My most important tip is about happiness: jobs come and go, conflicts happen, you can’t win every argument. It’s best not to let your work projects define who you are. If reviewing a code change makes you angry, it’s time to pause; non-computer hobbies help.

In the same vein, friendships last longer than jobs. You don’t have to get along with every person you encounter, but it’s good to try.

And when being a good person clashes with doing your job, it’s probably time to pause, push back - and if that doesn’t help, bail.

Next, remember that this is a volatile industry. You might feel invincible today, but job markets can crash overnight - and did so several times before. There are great rewards in tech, but it is foolish to live paycheck-to-paycheck. A Tesla can come after a rainy-day fund.

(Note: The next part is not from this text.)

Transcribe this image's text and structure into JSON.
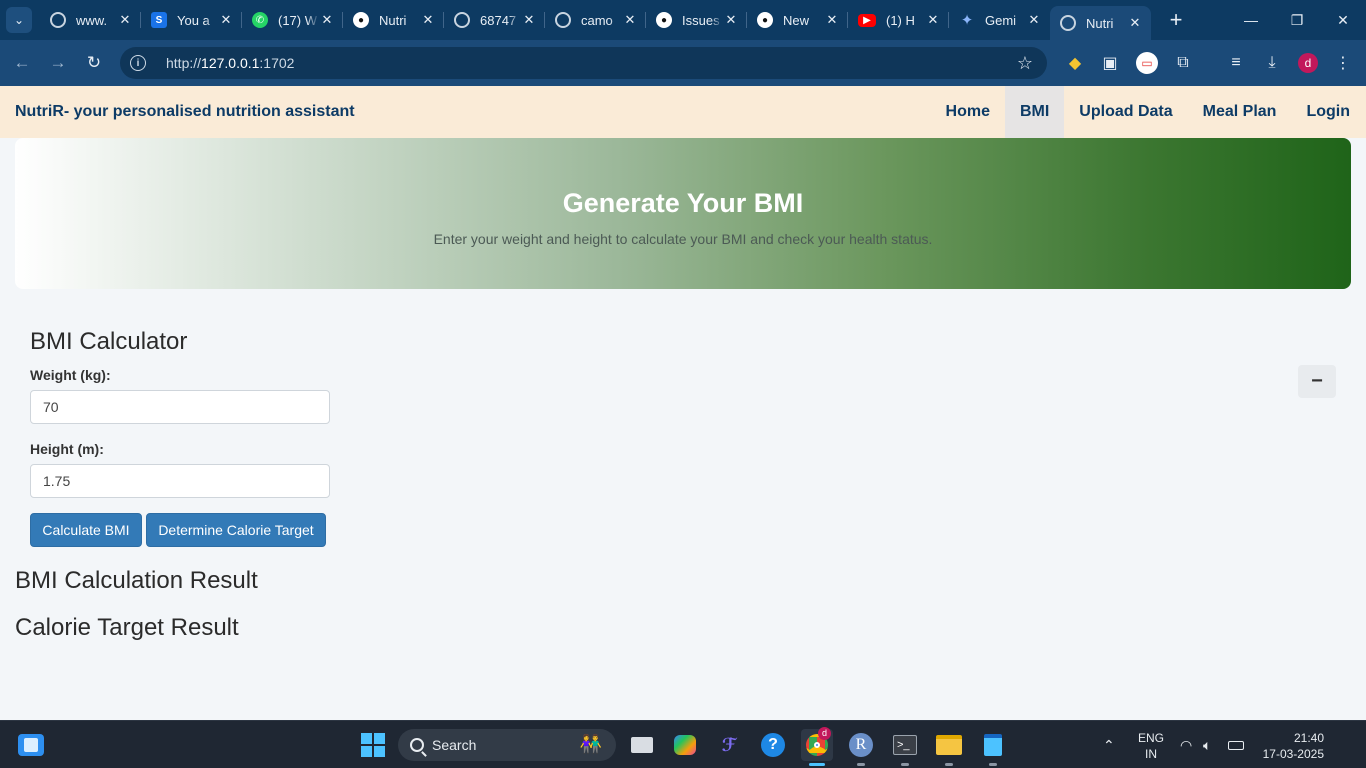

I also usually tell people not to overthink job decisions. There’s randomness we can’t control: stocks move in unpredictable ways, PR cycles ebb and flow. Focus on the long term; over the course of your career, the transient stuff will probably even out.

What else? Oh: disregard 90% of what you read on Hacker News. There are real gems there, but they’re hard to tell apart. Meanwhile, most of the tropes about corporate life are exaggerated or patently untrue, often written by people who know less than you.

To advance your career, remember that ideas are cheap, so develop a track record of delivering high-quality results. Simplify other people’s lives by owning problems instead of merely logging complaints.

Visibility helps, but only if it instills trust: promote your work juidiously, but be self-critical, too.

As for the secret superpower in corporate environments, it’s knowing how to write concise, well-structured docs. Take a writing course and see your life change overnight.